(Beginning of EXTRACTED DATA)
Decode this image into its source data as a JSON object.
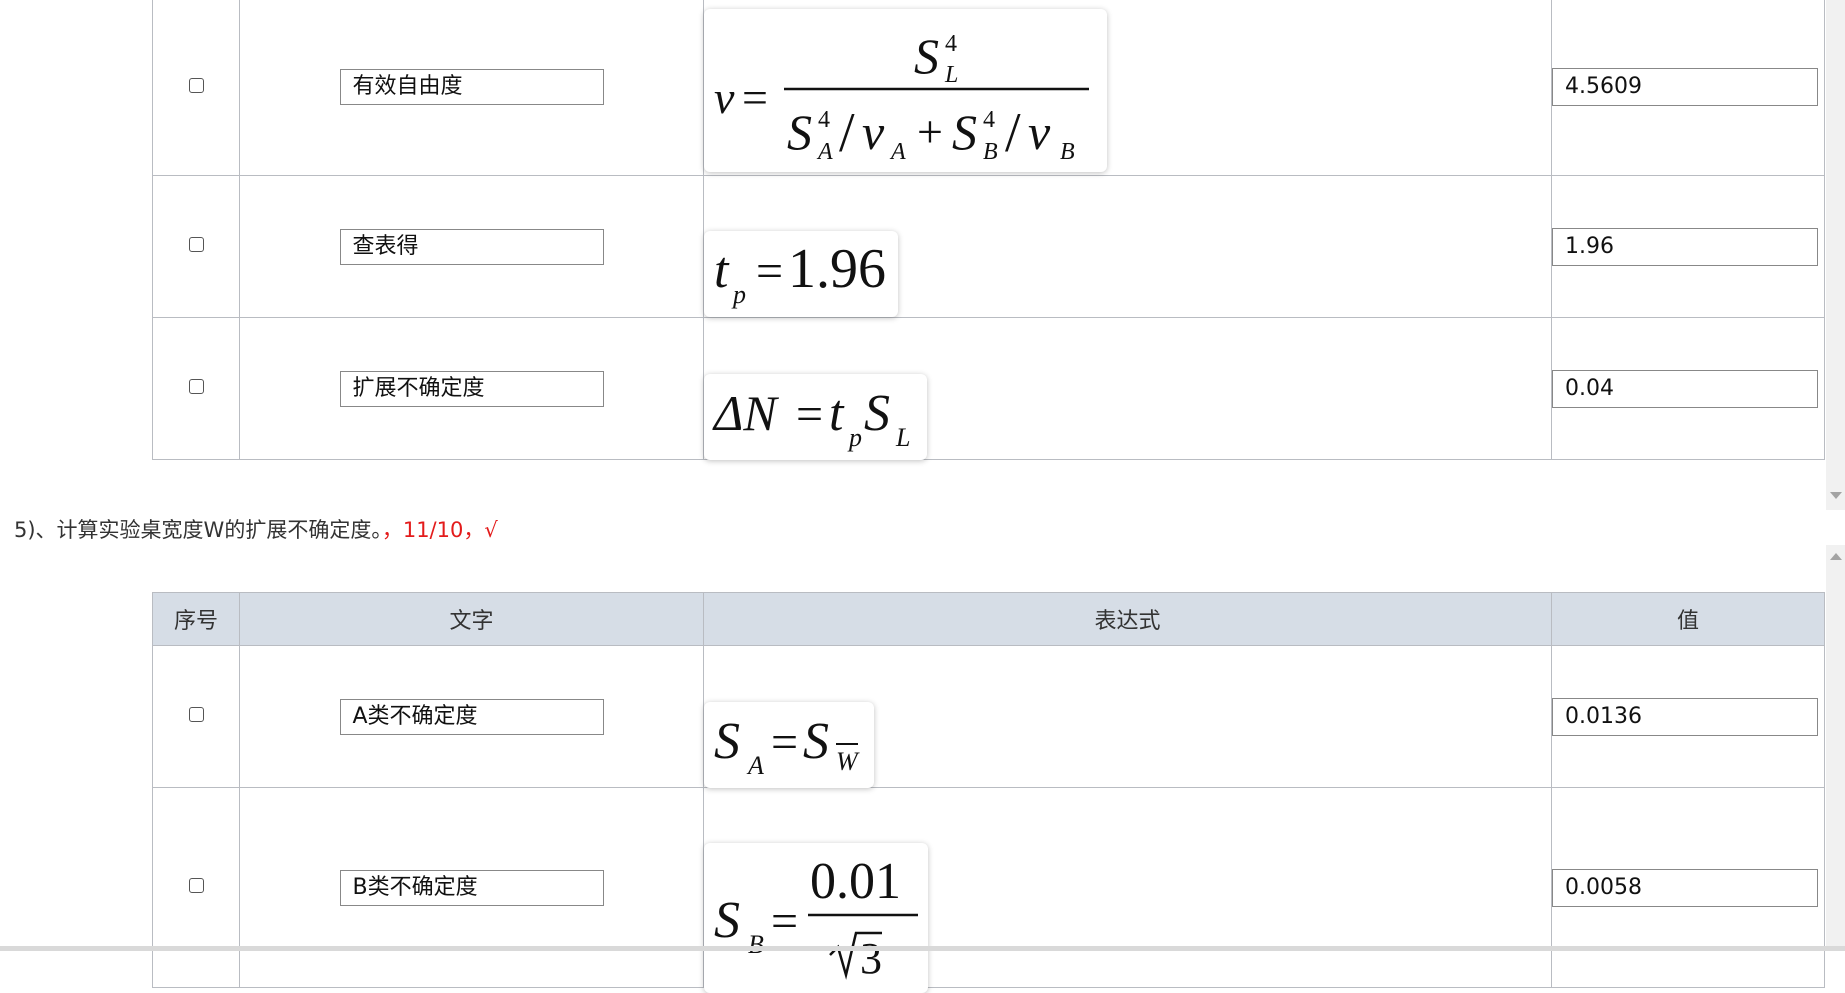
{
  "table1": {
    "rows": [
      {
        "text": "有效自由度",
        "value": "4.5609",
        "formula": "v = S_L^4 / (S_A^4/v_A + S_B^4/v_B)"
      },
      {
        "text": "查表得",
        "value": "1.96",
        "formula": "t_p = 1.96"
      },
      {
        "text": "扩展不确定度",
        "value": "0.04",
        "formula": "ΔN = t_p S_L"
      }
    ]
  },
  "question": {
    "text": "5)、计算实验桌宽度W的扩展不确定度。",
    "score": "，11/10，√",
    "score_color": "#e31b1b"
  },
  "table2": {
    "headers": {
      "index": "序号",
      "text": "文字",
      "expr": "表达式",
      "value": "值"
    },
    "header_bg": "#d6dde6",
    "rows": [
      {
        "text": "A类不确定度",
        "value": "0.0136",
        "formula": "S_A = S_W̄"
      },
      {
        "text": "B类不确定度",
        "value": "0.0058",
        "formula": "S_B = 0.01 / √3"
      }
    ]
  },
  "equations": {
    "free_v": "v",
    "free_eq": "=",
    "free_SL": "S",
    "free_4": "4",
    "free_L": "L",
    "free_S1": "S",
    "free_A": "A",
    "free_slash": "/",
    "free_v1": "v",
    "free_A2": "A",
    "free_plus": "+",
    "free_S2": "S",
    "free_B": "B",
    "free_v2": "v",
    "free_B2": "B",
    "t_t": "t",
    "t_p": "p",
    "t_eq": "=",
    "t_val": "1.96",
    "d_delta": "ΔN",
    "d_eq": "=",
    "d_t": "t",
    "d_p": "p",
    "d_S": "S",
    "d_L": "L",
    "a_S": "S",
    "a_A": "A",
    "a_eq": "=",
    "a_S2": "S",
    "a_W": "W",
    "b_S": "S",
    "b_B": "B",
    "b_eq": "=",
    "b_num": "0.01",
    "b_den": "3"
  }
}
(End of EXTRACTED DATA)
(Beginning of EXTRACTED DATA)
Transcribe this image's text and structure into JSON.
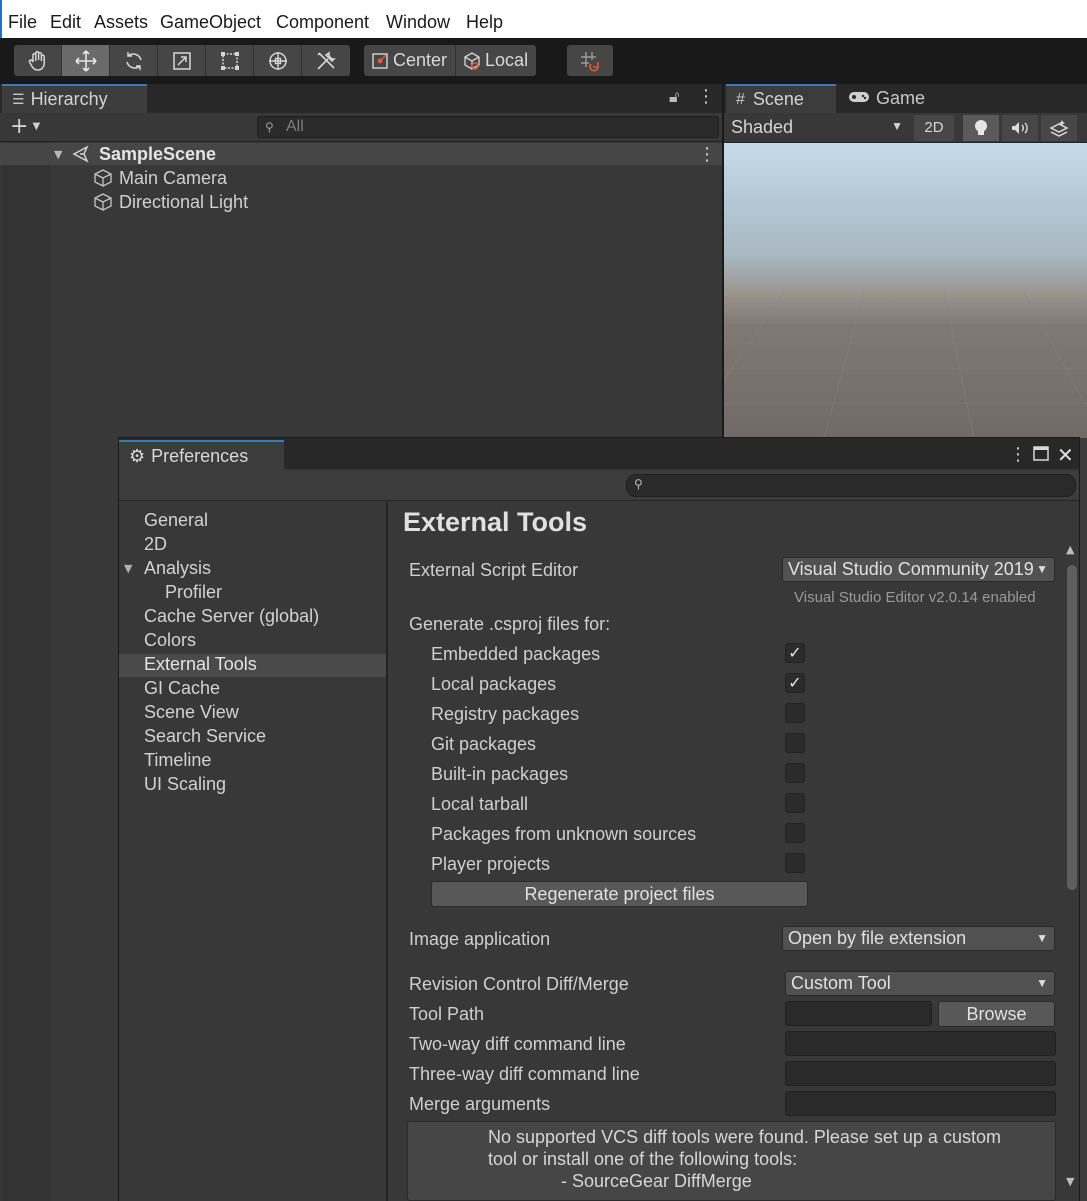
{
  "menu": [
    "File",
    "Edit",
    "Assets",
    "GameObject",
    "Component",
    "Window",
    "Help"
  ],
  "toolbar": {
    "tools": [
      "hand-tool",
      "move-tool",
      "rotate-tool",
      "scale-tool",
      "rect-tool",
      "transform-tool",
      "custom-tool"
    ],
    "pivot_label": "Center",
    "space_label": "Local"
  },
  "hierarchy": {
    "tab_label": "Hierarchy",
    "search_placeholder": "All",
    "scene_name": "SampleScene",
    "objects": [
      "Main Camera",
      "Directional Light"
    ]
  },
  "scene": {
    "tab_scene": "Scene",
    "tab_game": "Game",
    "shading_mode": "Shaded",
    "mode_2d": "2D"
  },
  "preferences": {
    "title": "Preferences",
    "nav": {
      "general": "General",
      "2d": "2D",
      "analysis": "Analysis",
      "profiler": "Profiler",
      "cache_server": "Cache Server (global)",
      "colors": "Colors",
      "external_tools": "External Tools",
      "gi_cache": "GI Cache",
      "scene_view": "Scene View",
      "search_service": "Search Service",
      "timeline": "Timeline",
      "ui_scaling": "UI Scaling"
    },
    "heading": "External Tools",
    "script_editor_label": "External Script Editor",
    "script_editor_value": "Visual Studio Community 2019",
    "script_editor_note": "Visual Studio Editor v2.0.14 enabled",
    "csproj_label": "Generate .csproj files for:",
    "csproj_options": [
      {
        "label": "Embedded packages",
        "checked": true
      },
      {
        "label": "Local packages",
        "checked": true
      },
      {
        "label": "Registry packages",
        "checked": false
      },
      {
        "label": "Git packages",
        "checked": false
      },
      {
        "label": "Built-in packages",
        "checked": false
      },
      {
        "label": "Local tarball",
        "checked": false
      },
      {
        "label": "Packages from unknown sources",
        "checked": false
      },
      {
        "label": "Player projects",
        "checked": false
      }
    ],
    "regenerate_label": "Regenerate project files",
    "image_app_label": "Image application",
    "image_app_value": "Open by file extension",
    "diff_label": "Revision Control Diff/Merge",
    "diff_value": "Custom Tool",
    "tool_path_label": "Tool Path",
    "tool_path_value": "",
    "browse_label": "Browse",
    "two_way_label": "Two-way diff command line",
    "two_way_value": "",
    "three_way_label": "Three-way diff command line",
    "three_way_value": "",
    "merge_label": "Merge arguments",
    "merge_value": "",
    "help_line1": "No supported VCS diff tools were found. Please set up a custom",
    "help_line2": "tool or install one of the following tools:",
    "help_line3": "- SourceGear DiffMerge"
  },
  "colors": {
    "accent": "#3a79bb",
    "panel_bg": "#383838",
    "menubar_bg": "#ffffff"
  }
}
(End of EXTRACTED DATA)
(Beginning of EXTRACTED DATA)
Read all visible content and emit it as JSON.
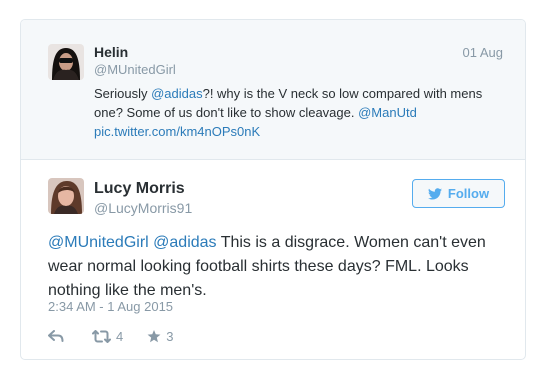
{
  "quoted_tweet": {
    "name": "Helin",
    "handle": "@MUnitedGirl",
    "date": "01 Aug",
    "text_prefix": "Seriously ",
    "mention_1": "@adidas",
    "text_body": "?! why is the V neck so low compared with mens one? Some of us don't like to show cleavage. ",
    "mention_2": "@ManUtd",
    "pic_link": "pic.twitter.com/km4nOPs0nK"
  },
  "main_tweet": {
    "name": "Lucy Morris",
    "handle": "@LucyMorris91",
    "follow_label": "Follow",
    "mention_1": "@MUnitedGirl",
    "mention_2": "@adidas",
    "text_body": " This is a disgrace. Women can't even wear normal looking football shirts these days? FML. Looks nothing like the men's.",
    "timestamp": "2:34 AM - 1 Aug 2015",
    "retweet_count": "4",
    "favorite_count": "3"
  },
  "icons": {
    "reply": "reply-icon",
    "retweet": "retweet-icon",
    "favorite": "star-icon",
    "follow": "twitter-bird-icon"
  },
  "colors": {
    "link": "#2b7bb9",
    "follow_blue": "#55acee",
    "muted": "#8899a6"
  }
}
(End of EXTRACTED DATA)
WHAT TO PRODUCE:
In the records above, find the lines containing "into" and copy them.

EXERCISE ANSWER:
Decode this image into its source data as a JSON object.
Transcribe this image's text and structure into JSON.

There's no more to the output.